[ENTRIES SUPPLIED — start]

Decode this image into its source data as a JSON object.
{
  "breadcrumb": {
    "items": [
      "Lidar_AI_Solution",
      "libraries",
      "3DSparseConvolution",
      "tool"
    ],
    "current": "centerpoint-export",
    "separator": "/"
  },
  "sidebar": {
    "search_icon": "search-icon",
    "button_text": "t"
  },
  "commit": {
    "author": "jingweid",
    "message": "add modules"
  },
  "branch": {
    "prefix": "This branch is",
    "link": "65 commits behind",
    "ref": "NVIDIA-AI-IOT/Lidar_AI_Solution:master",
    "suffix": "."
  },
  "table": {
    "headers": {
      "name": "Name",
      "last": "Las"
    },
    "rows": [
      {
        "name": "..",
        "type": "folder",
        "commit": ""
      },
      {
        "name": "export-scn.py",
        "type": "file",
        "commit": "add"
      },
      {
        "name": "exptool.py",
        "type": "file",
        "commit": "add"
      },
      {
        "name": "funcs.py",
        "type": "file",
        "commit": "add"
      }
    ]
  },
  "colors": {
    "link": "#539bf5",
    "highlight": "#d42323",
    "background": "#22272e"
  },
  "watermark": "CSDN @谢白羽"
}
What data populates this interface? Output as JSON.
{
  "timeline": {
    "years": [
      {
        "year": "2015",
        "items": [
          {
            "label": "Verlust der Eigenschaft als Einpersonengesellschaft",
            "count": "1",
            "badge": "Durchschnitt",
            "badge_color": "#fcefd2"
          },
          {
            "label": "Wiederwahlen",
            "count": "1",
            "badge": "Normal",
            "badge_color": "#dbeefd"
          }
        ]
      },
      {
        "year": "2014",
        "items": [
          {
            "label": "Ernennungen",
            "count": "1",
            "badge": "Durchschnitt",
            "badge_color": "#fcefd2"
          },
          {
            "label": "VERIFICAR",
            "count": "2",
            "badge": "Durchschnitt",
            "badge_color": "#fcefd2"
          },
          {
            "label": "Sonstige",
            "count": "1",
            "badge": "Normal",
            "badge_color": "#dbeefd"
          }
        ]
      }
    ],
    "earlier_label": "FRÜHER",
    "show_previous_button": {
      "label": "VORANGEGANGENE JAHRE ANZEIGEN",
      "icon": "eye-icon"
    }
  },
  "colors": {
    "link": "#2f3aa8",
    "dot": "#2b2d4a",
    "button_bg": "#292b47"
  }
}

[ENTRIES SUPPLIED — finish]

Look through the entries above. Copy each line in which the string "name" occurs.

SOLUTION TO THE EXERCISE:
      "name": "Name",
        "name": "..",
        "name": "export-scn.py",
        "name": "exptool.py",
        "name": "funcs.py",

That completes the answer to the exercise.